The big news: Users will be able to unlock Ether deposited into the blockchain’s staking contract for the first time since December 2020.
Shapella will let stakers withdraw 18.2 million of previously locked Ether, currently worth over $34.1 billion. Many of the Ethereum faithful maintain the event could drive increased activity across the blockchain.
Yet the release has raised fears of a decline in the price of the second most valuable cryptocurrency if the stakers cash in their unlocked Ether.
Ethereum staking is essential in validating transactions and maintaining the decentralisation of the world’s top smart contract blockchain. Anyone with 32 Ether can spin up a validator on their computer, stake their coins, and receive a yield for helping process transactions.
Depending on network conditions, stakers stand to earn between 4 to 6% annually, paid automatically by the network in Ether.

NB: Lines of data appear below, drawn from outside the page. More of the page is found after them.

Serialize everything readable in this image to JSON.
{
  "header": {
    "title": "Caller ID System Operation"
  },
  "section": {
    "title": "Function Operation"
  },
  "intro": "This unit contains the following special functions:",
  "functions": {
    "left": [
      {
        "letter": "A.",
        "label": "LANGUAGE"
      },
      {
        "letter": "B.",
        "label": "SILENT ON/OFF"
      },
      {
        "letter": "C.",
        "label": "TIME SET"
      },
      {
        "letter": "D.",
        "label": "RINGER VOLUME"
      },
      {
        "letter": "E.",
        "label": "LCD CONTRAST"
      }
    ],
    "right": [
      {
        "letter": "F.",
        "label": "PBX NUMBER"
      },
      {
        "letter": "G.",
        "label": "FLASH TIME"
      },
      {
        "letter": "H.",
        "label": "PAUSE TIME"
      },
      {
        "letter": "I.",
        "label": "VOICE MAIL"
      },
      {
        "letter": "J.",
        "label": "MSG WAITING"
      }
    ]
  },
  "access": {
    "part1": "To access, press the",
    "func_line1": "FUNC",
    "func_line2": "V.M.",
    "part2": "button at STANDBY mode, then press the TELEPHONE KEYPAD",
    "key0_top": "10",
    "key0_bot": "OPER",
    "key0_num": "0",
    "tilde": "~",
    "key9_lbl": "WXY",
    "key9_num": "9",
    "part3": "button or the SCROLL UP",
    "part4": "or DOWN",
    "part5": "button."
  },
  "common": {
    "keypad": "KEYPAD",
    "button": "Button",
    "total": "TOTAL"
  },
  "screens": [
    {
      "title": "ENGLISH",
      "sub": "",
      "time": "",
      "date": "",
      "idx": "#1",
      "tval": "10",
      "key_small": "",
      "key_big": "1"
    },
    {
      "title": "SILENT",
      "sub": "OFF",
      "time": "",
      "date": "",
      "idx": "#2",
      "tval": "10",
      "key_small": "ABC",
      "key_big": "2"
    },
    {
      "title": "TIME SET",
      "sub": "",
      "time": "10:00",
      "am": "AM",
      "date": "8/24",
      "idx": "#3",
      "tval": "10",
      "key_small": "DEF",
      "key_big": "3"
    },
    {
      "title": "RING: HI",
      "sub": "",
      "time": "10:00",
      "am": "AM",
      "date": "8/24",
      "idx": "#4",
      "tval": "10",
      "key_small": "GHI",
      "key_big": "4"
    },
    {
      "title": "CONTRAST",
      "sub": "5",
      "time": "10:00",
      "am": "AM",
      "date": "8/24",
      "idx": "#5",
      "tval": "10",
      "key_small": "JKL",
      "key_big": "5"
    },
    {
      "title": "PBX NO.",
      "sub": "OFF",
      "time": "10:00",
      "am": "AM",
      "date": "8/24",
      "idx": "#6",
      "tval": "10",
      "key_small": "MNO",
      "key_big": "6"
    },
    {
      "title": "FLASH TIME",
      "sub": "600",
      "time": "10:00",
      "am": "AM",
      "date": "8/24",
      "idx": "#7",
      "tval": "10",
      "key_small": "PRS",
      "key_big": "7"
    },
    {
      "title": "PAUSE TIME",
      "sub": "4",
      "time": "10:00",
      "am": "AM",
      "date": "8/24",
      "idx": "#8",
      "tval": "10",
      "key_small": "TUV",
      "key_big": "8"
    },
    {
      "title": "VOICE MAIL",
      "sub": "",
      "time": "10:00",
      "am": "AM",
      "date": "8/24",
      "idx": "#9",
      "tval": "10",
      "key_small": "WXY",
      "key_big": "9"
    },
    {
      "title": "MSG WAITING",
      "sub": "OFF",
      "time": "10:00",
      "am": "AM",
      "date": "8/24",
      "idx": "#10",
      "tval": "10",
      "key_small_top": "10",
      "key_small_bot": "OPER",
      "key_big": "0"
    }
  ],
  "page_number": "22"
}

Before Shapella, many potential stakers worried that they may never be able to withdraw their Ether after staking it. Others cited delays to the staking withdrawal upgrade or unexpected bugs in the upgrade’s code as additional risks.
But as long as the Shapella upgrade is successful, these concerns should be alleviated.
“The main benefit of the [Shapella] upgrade is the reduction of risk associated with staking,” Valerie Tetu, the head of go-to-market strategy at liquid staking provider Lido Finance, told DL News.
‘The main benefit of the upgrade is the reduction of risk associated with staking.’— Valerie Tetu
According to Tetu, the upgrade will support the growth of staking activity, and motivate more staking tools and services to emerge and compete.
Lido is currently the biggest Ethereum liquid staking provider, with $11.52 billion worth of Ether staked through the protocol. It is also the top DeFi protocol, according to DeFiLlama data.
Daniel Dizon, founder of the liquid staking protocol Swell, said Ether staking will benefit from an “improved risk-reward profile” once withdrawals are active. He said that the upgrade will result in “higher staking rate participation, further bolstering the economic security of Ethereum.”
Ethereum staking was, until now, a one-way trip. Users could deposit Ether into the blockchain’s staking contract to earn yield, but could not realise any of their gains, or withdraw their initial stake.
Dizon said he expects liquid staking derivatives — tradable tokens which represent staked Ether — to rise in use following Shapella. He said liquid staking tokens have become popular among DeFi users because they let holders earn a yield on their Ether through staking and use it across other DeFi protocols.
Now that early depositors can queue their staked Ether for withdrawal, many in the Ethereum community worry about a surge in profit taking. That’s because since staking went live in December 2020, the price of Ether has almost quadrupled.
“It is difficult to ignore the possibility of added selling pressure around and after the upgrade based on the unlock mechanism,” Josh Olszewicz, head of research at crypto asset management firm Valkyrie Investments, told DL News.
Olszewicz said his “neutral to bullish scenario” is that most stakers will submit partial withdrawals for the yield they have generated, while leaving the majority of their Ether staked.
However, Olszewicz also said the greatest selling pressures may come from defunct crypto lenders or exchanges who have assets that need to be sold in order to recoup funds for creditors or interested parties.
Specifically, the Securities and Exchange Commission ordered centralised exchange Kraken to shut down its staking activities for US retail customers in February. Kraken currently accounts for 6.8% of all staked Ether, a large portion of which it will likely need to unstake and return to US customers.
Shapella, which blends changes to Ethereum’s execution layer (Shanghai) and consensus layer (Capella), is what industry insiders call a “hard fork” — a radical change to a blockchain that requires all users to upgrade to the latest version.
The upgrade is the most substantial change to Ethereum since The Merge last September, which transitioned the blockchain from the energy-intensive Proof of Work validation system to the greener Proof of Stake approach.
In addition to enabling staking withdrawals, Shapella also introduces five EIPs (Ethereum Improvement Proposals) which make changes and improvements to the code used to create programs on the blockchain, and an update to the network’s engine API.